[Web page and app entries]
# # # #

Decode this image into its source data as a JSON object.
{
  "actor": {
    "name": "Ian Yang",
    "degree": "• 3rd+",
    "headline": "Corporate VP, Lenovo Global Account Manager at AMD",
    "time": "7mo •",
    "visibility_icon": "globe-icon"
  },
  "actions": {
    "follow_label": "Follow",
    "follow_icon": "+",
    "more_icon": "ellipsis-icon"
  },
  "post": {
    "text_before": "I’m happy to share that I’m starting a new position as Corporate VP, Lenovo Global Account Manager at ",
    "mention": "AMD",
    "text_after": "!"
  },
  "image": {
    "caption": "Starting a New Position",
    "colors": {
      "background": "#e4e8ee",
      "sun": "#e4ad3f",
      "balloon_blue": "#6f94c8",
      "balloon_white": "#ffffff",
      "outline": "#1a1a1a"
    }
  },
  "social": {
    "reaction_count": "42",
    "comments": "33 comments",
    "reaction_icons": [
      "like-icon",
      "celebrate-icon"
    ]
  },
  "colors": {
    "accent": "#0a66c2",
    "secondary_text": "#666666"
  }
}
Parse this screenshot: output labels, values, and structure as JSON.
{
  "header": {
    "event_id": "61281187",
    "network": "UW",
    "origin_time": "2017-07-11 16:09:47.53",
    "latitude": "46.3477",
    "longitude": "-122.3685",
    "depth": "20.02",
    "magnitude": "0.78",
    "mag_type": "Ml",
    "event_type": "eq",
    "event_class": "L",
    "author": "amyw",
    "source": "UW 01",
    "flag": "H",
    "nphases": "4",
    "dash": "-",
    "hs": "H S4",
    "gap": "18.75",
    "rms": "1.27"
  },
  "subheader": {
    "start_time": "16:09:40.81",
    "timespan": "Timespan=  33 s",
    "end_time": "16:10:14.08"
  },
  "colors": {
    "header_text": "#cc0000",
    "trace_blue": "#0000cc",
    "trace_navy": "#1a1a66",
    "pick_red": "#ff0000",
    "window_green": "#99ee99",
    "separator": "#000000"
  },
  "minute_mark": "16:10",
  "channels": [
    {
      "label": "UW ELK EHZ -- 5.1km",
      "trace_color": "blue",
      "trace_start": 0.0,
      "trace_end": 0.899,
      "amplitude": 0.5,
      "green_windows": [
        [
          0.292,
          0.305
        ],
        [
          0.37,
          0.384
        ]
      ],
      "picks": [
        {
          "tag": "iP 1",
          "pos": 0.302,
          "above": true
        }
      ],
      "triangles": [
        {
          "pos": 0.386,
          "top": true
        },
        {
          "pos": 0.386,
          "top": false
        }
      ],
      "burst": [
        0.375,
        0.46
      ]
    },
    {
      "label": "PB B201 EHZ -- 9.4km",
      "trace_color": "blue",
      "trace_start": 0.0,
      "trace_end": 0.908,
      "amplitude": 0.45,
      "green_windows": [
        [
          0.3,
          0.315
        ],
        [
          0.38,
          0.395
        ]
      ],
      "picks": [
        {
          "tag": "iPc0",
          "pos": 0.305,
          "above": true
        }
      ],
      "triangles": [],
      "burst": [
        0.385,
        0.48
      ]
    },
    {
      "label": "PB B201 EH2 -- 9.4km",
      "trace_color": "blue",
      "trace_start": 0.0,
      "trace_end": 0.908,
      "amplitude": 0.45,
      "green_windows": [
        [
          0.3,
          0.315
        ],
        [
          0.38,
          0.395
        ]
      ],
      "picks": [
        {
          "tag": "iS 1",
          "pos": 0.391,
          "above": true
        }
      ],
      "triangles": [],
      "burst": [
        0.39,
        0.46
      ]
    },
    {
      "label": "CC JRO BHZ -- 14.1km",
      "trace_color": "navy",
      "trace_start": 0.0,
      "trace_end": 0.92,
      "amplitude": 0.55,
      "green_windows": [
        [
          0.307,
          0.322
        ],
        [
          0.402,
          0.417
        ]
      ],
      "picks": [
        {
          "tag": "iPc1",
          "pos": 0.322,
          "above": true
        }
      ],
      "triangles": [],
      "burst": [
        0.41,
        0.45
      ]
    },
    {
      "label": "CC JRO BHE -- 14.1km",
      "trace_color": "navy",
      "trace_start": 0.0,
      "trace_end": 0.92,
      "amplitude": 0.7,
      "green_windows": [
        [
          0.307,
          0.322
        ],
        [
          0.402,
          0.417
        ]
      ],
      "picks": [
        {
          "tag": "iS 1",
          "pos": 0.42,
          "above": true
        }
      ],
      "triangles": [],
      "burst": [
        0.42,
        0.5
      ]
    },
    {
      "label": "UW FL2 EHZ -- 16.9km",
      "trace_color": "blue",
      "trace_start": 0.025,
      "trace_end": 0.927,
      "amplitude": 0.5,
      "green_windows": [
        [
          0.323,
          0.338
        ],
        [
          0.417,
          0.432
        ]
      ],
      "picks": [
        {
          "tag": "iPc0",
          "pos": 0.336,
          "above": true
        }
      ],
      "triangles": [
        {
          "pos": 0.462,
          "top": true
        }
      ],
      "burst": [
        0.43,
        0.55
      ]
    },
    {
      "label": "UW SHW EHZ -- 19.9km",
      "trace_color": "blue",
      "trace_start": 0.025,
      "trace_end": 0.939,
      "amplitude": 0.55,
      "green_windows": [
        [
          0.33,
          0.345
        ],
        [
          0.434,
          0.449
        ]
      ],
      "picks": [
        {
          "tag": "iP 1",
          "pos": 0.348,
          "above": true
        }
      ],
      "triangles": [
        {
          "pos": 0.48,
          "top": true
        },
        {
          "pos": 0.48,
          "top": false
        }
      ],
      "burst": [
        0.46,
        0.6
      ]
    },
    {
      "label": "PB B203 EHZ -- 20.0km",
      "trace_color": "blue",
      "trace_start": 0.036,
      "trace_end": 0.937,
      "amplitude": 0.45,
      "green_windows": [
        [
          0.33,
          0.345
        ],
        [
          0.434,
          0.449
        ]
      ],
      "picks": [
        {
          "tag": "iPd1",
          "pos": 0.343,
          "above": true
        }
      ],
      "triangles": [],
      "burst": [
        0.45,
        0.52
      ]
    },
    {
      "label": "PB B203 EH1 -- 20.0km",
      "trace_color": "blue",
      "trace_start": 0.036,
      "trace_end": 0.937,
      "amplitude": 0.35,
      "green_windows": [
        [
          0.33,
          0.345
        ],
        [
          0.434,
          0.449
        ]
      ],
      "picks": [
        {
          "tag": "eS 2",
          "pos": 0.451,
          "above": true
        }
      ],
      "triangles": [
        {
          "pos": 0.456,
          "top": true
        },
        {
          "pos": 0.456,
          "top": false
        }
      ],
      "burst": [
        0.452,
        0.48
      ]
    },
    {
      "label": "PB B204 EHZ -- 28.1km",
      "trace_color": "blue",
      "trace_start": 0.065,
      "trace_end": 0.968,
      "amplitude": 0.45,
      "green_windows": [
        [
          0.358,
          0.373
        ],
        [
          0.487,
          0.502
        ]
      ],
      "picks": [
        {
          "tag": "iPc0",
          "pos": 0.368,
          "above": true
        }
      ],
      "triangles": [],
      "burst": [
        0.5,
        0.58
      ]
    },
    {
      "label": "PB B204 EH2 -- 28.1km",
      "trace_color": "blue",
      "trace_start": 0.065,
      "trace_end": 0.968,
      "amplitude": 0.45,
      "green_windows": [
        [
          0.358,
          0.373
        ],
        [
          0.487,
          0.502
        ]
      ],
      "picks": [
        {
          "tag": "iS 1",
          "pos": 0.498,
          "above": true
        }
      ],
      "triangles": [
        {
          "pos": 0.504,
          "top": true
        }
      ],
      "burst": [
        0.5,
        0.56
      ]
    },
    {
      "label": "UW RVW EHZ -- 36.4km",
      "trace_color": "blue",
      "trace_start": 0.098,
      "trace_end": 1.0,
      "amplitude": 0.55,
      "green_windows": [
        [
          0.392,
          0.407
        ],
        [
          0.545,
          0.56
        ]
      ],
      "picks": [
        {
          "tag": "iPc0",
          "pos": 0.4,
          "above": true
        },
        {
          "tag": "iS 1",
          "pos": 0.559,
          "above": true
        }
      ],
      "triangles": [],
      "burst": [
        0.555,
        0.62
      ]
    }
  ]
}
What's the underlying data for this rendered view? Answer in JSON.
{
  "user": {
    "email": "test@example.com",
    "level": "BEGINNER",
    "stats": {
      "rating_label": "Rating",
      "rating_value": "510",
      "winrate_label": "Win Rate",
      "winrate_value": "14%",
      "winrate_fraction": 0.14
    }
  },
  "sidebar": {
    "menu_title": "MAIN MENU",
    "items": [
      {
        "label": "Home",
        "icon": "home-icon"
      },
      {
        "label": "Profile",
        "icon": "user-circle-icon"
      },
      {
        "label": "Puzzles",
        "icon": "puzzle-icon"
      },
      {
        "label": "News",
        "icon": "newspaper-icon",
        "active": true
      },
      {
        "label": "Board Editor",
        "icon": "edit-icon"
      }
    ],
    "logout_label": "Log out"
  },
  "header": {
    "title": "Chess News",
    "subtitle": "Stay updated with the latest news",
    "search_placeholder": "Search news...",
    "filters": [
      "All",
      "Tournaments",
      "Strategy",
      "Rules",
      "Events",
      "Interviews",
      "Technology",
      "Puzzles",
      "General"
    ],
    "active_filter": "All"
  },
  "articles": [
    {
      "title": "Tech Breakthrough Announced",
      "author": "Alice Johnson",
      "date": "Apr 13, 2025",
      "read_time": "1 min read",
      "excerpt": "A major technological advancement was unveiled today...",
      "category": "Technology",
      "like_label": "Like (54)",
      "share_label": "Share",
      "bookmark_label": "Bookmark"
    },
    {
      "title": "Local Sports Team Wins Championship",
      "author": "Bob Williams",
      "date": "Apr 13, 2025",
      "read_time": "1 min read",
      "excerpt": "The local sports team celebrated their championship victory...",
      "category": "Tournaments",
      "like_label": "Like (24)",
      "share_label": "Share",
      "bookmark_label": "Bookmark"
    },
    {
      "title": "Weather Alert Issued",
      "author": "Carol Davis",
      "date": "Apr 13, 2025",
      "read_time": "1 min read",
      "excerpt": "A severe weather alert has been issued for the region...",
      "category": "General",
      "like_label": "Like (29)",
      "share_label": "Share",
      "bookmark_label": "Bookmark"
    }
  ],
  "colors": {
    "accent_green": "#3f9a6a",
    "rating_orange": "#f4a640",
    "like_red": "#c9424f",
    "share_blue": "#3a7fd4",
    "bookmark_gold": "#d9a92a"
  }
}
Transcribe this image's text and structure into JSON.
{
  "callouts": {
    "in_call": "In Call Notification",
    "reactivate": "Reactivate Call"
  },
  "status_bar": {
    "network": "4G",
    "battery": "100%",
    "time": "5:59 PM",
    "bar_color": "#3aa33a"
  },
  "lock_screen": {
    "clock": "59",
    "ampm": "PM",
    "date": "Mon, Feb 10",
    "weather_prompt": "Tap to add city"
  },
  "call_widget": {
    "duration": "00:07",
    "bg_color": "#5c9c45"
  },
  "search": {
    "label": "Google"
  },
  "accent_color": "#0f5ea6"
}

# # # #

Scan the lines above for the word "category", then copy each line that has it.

The completed task —
      "category": "Technology",
      "category": "Tournaments",
      "category": "General",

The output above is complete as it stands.